Business Briefcase: Airlines bankruptcy hits local airport

Business Briefcase: Airlines bankruptcy hits local airport

December 18th, 2011 by Mike Pare in Business Diary

Airlines bankruptcy hits local airport

American Airlines' bankruptcy has hit Chattanooga Metropolitan Airport's wallet.

When American filed for bankruptcy last month, the carrier owed the airport $25,000 in fees, according to an official. Now the airport will be one of many nationally standing in line for payment after the company's bankruptcy is settled.

"Since we have already been through this Chapter 11 cycle with Delta, Northwest and US Airways, we anticipate that we will settle with the airline for a portion of their debt within the next 12 months," said airport spokeswoman Christina Siebold.

The airline's subsidiary, American Eagle, flies round trips between Chattanooga and Dallas-Fort Worth and Chicago.

Suppliers sought for new industries

After landing two billion-dollar business investments in the past three years, economic recruiters in Southeast Tennessee want to focus on landing suppliers to those major manufacturers.

A new regional strategic plan developed for the 10-county Southeast Tennessee "jobs base camp" suggests that the best opportunities for new recruitment may come from suppliers to the $1 billion Volkswagen auto assembly plant in Chattanooga; the $1.2 billion Wacker polysilicon plant near Charleston, Tenn.; and the $280 million expansion by Alstom's power division in Chattanooga.

The plan also suggests trying to recruit a data center to the region, capitalizing on Chattanooga's fast Internet service, and promoting more homegrown agricultural products.

"For the remainder of 2011 and 2012, the region's recruitment efforts will focus on identifying and building relationships with the suppliers of these major companies," the 15-page regional strategic plan concluded. "Attention is also being given to rural and urban data center possibilities and to the development of a structured 'grow local' initiative that will take advantage of Southeast Tennessee's agricultural base."

Plans for each of nine regions across Tennessee were released Friday as part of Gov. Bill Haslam's more localized approach to business recruitment.

"Jobs4TN was designed to take a more regional approach to job creation so we can better understand and serve the needs of each region," said Bill Hagerty, commissioner for the Tennessee Department of Economic and Community Development.

Offices pending for Kids on Block

The vacant Holtzclaw Avenue property across from the Army National Guard Armory could become office space for a local charity.

The property was approved for rezoning last week by the Chattanooga-Hamilton County Regional Planning Agency.
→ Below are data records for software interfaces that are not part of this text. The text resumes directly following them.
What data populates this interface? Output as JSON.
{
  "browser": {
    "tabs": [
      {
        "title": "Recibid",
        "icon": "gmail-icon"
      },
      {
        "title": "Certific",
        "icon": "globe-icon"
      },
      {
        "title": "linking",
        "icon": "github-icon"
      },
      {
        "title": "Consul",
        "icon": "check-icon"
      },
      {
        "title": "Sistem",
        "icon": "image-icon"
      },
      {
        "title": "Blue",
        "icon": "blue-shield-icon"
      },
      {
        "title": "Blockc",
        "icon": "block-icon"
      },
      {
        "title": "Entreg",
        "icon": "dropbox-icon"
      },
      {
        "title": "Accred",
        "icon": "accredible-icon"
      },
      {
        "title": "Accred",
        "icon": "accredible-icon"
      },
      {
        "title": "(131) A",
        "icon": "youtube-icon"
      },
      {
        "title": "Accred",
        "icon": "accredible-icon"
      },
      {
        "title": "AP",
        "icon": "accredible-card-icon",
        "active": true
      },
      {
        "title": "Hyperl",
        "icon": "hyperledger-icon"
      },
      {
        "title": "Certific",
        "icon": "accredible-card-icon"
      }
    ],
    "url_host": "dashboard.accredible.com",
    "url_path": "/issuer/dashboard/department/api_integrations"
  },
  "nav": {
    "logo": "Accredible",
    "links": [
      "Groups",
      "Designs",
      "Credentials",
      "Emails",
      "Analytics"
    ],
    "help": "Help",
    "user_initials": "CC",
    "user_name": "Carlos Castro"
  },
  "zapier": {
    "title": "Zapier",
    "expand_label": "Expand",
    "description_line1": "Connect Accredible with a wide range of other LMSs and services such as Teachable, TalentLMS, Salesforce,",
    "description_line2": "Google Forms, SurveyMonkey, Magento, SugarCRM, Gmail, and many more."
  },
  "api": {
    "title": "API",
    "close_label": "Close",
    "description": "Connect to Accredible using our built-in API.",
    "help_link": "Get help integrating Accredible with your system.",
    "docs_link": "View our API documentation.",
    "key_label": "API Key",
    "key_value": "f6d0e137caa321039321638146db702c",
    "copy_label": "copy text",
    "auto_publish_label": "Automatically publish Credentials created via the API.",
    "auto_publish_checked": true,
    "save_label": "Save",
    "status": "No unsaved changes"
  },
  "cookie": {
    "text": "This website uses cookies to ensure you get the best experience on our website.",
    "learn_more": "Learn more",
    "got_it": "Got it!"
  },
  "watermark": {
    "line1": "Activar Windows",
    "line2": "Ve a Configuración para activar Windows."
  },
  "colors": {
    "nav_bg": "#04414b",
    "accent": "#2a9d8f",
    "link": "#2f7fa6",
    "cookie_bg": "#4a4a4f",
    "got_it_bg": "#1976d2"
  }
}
The rezoning will allow construction of a two-story office building for childhood education charity Kids on the Block.

Kids on the Block workers use puppetry to educate children about social, health and safety concerns.

But the puppets are still looking for a new home and may move into an existing building rather than build on the Holtzclaw site, according to Mitchel Everhart, who oversaw the rezoning.

"We're still in the early stages," he said.

Stevenson to make wood for barrels

The company that produces Jack Daniel's Tennessee Whiskey broke ground last week in Stevenson, Ala., for a plant that will produce the wood used in its barrels.

The mill operated by Brown-Forman Cooperage will produce white oak stave and heading material that will be used to produce whiskey barrels. About 30 people will work at the mill.

Brown-Forman Cooperage is a subsidiary of Brown-Forman Corp., which produces Jack Daniel's.

It picked the Alabama location because of its plentiful supply of oak trees.

Auto parts maker expands plant

Nakatetsu Machining Technologies, which makes tapered roller bearings for the automotive industry, has begun a $6.3 million expansion of its Telford, Tenn., plant to add two more production lines.

The move will create 35 new manufacturing jobs, company officials said.

"Since locating our facility in Washington County, Nakatetsu has enjoyed great success," said Katsumi Okita, president of the Japanese auto parts manufacturer.

"This success has allowed us to continue to grow and expand our production lines," Okita said.

Since opening in 2007, Nakatetsu has undergone two expansions, resulting in a 100,000 square foot facility that currently employs 60.